| Data for review |
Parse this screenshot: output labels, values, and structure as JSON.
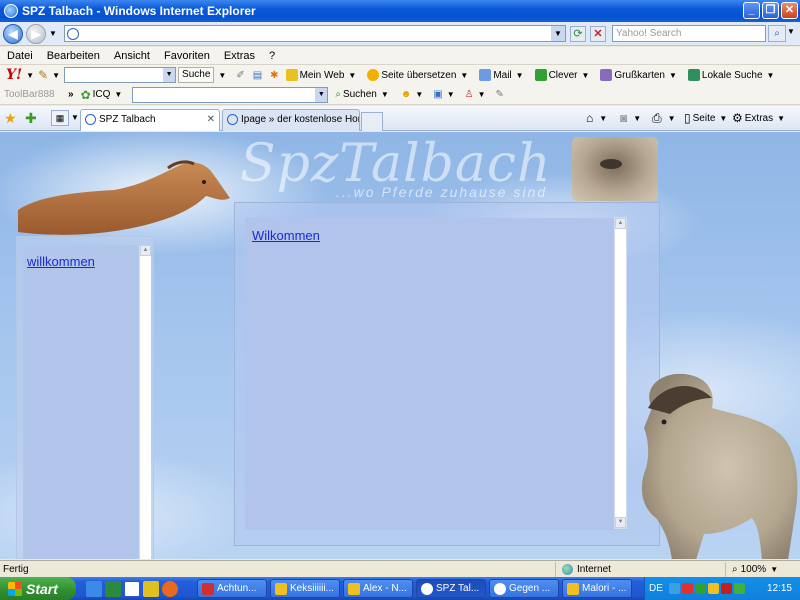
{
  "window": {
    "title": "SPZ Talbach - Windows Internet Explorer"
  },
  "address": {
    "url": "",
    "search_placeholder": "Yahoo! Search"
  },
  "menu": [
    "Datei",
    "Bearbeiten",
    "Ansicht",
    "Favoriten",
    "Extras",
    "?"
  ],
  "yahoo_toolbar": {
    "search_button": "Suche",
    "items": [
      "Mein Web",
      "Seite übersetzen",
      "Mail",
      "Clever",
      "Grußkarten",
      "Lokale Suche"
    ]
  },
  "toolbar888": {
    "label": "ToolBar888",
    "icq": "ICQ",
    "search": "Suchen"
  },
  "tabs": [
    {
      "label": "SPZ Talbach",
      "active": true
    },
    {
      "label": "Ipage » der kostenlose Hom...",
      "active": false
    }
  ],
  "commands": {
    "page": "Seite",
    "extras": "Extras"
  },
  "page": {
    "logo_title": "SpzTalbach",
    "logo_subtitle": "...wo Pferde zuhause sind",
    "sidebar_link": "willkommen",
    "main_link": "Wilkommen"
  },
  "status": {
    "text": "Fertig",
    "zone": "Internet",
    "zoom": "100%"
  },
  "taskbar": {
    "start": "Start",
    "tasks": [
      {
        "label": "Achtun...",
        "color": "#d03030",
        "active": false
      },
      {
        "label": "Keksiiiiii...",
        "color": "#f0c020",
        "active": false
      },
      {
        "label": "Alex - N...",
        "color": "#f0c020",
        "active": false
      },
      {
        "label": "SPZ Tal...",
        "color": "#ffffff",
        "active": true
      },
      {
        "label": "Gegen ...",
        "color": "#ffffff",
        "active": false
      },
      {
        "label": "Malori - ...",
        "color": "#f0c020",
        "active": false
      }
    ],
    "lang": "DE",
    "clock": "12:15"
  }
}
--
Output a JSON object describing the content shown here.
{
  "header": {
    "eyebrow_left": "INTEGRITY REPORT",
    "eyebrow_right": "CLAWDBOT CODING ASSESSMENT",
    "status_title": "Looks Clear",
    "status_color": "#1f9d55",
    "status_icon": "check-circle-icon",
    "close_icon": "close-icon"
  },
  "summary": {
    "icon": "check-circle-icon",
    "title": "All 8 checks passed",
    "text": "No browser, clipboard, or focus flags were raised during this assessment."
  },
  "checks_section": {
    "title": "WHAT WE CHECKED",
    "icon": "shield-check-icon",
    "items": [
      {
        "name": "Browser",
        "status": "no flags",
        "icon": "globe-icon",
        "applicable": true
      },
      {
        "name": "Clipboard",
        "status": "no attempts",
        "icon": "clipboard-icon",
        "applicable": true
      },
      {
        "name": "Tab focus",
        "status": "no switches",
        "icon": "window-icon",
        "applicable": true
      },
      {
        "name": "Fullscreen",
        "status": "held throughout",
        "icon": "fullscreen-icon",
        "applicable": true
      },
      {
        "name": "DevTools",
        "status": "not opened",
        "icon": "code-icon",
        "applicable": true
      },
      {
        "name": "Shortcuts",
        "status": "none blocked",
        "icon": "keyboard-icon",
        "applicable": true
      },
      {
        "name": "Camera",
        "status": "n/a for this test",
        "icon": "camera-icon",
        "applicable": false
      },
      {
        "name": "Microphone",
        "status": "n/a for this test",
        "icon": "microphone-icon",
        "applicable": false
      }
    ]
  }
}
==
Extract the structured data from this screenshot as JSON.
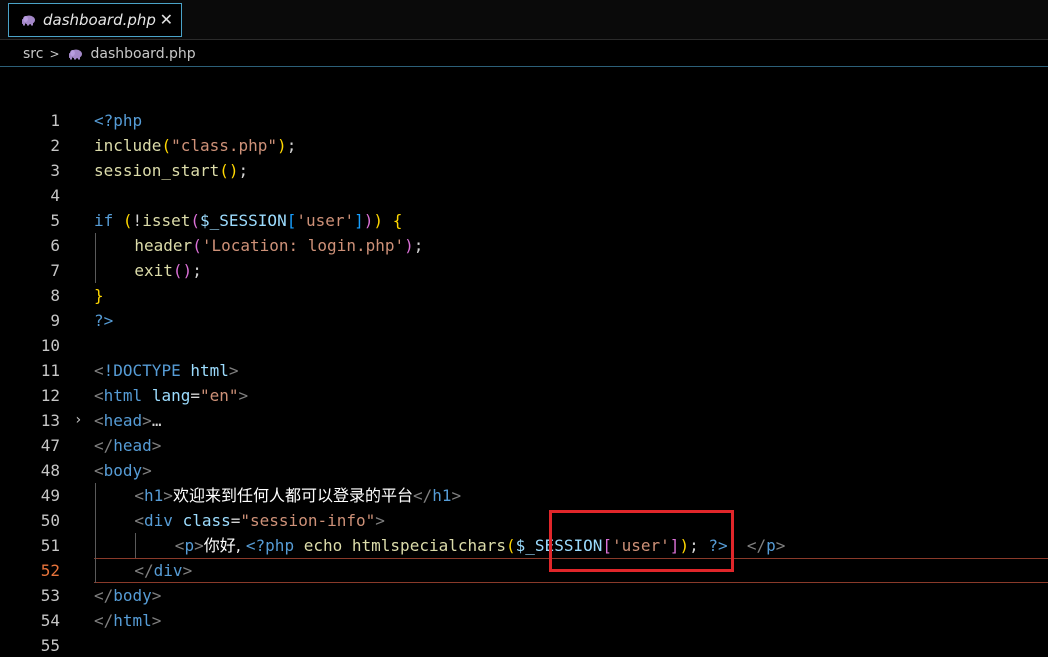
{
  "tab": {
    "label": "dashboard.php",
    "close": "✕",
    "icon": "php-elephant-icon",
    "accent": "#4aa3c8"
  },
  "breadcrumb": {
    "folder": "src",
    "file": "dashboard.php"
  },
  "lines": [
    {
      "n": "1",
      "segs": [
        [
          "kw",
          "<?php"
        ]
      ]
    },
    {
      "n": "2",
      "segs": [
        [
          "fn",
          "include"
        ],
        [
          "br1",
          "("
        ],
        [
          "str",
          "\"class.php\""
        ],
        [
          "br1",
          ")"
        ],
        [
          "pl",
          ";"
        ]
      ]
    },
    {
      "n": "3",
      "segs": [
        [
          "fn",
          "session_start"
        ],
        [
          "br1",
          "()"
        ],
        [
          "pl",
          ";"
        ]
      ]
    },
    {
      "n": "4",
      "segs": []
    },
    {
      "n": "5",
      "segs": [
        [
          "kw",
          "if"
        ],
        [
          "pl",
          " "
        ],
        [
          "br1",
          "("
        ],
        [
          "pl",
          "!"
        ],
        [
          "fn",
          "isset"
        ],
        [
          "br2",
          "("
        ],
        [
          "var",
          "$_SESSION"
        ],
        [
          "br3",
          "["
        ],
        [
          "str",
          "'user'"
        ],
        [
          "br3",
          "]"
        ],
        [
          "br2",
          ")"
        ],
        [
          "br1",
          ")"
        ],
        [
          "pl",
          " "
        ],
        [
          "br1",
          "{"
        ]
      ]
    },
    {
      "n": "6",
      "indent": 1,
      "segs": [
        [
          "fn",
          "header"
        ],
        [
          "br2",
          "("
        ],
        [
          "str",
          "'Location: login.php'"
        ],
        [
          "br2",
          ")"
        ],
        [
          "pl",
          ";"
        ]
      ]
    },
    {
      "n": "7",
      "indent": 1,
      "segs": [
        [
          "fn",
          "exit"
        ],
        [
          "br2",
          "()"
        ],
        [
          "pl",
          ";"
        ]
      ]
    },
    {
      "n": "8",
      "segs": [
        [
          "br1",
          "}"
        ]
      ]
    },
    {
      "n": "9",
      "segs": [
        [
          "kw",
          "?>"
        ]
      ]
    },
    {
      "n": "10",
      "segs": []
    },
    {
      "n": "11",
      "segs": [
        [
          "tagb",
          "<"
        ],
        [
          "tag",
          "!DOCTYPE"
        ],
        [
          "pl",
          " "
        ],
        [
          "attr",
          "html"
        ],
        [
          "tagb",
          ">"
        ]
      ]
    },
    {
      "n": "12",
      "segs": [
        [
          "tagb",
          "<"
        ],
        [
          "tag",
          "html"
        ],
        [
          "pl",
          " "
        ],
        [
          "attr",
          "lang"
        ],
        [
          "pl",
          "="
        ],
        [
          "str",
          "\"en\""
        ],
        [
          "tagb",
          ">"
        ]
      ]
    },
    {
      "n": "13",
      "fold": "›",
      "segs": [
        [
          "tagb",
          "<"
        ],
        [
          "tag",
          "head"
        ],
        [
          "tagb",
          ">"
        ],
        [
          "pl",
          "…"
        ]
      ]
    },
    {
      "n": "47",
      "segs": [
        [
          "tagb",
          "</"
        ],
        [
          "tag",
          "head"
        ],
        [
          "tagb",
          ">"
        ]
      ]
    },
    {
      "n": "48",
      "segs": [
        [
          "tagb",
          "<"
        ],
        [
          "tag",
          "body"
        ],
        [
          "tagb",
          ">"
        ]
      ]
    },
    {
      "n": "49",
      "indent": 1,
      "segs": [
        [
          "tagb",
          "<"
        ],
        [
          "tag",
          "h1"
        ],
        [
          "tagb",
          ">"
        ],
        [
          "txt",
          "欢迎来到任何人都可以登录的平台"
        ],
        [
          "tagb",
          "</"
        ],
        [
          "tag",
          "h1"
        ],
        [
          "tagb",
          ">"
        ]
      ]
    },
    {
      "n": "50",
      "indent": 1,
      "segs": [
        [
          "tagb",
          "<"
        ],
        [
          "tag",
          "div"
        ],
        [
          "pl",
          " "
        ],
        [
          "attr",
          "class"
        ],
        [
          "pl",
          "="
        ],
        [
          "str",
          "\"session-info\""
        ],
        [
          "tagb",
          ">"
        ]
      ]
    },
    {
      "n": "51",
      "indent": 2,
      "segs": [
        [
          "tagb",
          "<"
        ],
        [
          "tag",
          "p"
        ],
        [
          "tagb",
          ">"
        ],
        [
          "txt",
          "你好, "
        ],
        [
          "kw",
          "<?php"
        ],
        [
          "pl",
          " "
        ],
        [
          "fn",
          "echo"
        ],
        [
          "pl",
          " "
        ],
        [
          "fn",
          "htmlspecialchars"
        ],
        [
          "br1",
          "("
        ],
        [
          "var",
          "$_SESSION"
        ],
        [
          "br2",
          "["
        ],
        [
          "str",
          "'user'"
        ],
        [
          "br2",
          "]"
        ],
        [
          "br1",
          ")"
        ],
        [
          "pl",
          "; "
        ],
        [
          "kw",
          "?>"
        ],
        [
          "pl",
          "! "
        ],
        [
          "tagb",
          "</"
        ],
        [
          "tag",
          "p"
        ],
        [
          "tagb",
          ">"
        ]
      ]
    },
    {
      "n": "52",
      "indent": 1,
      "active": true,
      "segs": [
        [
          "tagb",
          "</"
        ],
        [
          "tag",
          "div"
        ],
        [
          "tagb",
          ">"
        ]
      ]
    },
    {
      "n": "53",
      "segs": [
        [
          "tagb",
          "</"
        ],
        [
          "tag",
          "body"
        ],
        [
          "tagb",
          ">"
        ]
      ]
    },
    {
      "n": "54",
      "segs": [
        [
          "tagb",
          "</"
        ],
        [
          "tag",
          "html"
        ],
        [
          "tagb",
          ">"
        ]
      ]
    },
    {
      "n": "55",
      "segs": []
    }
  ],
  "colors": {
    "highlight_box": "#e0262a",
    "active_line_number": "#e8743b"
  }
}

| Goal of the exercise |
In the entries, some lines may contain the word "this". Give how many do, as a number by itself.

| The answer |
5